Interface dataset entries:
========
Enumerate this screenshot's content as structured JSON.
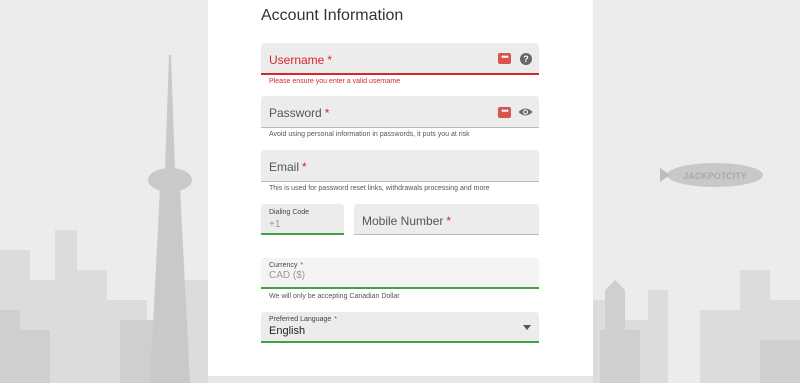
{
  "form": {
    "title": "Account Information",
    "username": {
      "label": "Username",
      "required_mark": "*",
      "error": "Please ensure you enter a valid username"
    },
    "password": {
      "label": "Password",
      "required_mark": "*",
      "helper": "Avoid using personal information in passwords, it puts you at risk"
    },
    "email": {
      "label": "Email",
      "required_mark": "*",
      "helper": "This is used for password reset links, withdrawals processing and more"
    },
    "dialing_code": {
      "label": "Dialing Code",
      "value": "+1"
    },
    "mobile": {
      "label": "Mobile Number",
      "required_mark": "*"
    },
    "currency": {
      "label": "Currency",
      "required_mark": "*",
      "value": "CAD ($)",
      "helper": "We will only be accepting Canadian Dollar"
    },
    "language": {
      "label": "Preferred Language",
      "required_mark": "*",
      "value": "English"
    }
  },
  "background": {
    "blimp_text": "JACKPOTCITY"
  },
  "colors": {
    "error": "#d7262e",
    "success": "#43a047",
    "field_bg": "#ececec"
  }
}
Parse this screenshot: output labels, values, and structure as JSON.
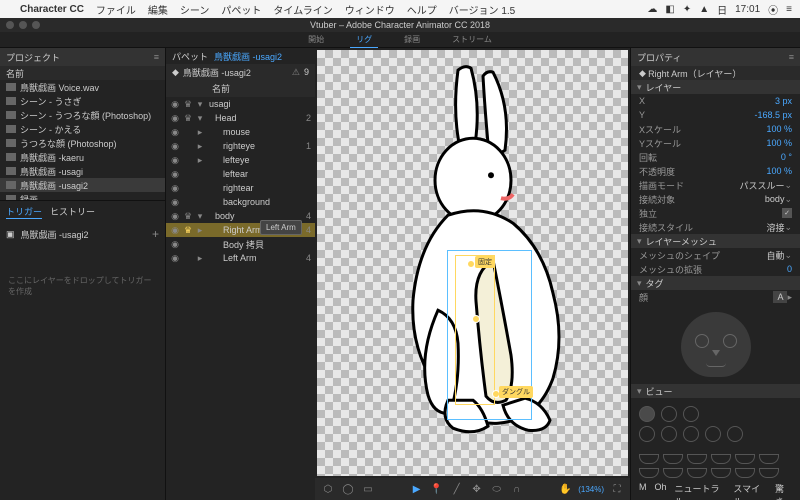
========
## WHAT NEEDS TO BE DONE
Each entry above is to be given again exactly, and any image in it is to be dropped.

## RESULT BELOW
Enumerate this screenshot's content as structured JSON.
{
  "form": {
    "title": "Account Information",
    "username": {
      "label": "Username",
      "required_mark": "*",
      "error": "Please ensure you enter a valid username"
    },
    "password": {
      "label": "Password",
      "required_mark": "*",
      "helper": "Avoid using personal information in passwords, it puts you at risk"
    },
    "email": {
      "label": "Email",
      "required_mark": "*",
      "helper": "This is used for password reset links, withdrawals processing and more"
    },
    "dialing_code": {
      "label": "Dialing Code",
      "value": "+1"
    },
    "mobile": {
      "label": "Mobile Number",
      "required_mark": "*"
    },
    "currency": {
      "label": "Currency",
      "required_mark": "*",
      "value": "CAD ($)",
      "helper": "We will only be accepting Canadian Dollar"
    },
    "language": {
      "label": "Preferred Language",
      "required_mark": "*",
      "value": "English"
    }
  },
  "background": {
    "blimp_text": "JACKPOTCITY"
  },
  "colors": {
    "error": "#d7262e",
    "success": "#43a047",
    "field_bg": "#ececec"
  }
}
Parse this screenshot: output labels, values, and structure as JSON.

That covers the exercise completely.